In contrast, the late Rabbi Shlomo Goren, the first Chief Rabbi of the Israel Defense Forces and the man who was responsible for setting the date of Remembrance Day, explained the day's significance differently:
"We view the warriors who fall in battle as those who sprout forth life. The life of a nation grew out of this blood... This day must be more than mourning: We must remember, we must grieve, but it must be a day of mourning, majesty, and vision."
Interestingly, Barak himself took a similar tone when he spoke at the Mt. Herzl ceremony in 2000, saying,
"...their deaths are the precious price of freedom and our re-establishment. It is my hope that a strong and secure State of Israel will be, with the help of G-d, the consolation of the bereaved families."
Rabbi Goren explained, in a 1974 speech, how he came to set Remembrance Day just before Independence Day:
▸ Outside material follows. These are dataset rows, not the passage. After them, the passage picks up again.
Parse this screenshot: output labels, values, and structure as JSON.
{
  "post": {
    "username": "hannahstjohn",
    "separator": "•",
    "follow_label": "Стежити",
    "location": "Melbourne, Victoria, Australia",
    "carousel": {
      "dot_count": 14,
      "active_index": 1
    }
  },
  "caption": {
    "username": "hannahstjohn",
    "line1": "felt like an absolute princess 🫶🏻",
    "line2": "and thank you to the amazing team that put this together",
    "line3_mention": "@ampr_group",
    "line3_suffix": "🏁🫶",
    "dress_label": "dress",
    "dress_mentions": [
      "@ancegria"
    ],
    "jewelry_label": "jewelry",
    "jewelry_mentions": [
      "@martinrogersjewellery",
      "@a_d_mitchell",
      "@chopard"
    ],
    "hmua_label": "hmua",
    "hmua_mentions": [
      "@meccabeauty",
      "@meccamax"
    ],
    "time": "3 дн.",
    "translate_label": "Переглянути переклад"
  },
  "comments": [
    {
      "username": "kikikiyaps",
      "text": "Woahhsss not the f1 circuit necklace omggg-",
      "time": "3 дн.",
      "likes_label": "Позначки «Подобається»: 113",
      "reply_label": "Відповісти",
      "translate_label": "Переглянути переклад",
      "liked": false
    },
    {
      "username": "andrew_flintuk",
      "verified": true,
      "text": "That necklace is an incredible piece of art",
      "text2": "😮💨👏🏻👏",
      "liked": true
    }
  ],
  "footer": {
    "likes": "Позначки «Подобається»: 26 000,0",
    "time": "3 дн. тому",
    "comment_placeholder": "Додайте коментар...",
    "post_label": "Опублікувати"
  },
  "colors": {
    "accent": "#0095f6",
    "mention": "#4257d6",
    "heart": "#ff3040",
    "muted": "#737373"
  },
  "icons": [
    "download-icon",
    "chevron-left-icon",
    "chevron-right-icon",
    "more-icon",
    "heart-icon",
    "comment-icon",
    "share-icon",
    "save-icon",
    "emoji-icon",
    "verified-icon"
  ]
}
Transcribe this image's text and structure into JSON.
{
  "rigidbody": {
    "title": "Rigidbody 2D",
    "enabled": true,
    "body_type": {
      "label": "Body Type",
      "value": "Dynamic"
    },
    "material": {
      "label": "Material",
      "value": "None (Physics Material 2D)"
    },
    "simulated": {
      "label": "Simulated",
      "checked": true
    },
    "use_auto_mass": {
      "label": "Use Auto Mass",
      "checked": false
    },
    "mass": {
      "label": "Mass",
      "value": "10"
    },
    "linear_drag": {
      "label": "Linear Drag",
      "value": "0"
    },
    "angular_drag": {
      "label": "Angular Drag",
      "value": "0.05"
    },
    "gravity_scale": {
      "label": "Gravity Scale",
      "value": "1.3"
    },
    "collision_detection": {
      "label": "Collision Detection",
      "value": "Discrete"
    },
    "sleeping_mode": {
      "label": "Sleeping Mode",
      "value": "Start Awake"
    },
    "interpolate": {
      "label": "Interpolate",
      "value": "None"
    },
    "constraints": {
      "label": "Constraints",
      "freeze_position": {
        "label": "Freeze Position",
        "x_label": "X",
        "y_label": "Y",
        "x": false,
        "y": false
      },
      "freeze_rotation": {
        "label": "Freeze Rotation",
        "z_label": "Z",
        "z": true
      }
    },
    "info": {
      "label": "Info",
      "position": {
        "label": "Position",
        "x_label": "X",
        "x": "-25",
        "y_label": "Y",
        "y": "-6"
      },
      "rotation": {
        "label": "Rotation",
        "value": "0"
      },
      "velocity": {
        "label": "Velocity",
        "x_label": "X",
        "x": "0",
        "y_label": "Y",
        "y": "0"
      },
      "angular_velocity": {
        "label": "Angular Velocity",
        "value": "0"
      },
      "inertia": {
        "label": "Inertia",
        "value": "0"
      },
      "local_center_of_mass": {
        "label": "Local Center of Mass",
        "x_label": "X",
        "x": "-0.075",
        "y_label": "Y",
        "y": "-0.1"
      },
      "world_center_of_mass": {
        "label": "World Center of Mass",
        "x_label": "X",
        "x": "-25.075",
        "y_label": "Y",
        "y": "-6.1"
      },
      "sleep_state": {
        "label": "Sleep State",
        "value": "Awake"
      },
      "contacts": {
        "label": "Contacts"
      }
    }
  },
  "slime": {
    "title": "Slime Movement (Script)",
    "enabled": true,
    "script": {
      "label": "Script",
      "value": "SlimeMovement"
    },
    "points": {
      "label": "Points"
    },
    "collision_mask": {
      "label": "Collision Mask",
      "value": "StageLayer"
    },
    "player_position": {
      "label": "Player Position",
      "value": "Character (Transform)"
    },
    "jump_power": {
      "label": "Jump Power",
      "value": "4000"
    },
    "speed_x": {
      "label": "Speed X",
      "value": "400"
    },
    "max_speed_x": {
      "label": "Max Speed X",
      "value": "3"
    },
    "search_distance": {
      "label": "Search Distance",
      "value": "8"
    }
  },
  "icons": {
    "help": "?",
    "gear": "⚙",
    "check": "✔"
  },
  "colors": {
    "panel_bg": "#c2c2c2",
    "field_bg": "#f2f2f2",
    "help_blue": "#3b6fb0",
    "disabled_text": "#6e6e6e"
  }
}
"The merit of doing this fell in my lot.. We first thought of setting Remembrance Day on Lag BaOmer, the day that historically symbolizes the Bar Kokhba war, and that which is still celebrated by Jewish children as the day of Jewish strength. In this way, we thought that we could combine the heroism of our early ancestors with that of our own children in this generation. But doubts crept in. Would we not cause harm to the general significance, shrouded in mystery as it is, of that historic day?
"One of the Fast Days, or during the Three Weeks in which we remember the destruction of Jerusalem and the Holy Temples, was then proposed. But we could not accept the fact that the Day of Remembrance would be solely a day of mourning. It was felt that this day must be more than that. We must remember, we must grieve, but not only that - it must [also] be a day of... majesty and vision.
"We realized, therefore, that we could not assign this day to any existing holiday. But the first Independence Day was rapidly approaching, and so we did what we did - without announcing it formally and without setting any specific format for the day. I went to Voice of Israel studios on the day before Independence Day and read aloud the Chief of Staff’s Daily Military Order, which he wrote according to my request. And so I became the narrator and the one who set Remembrance Day on what became its date."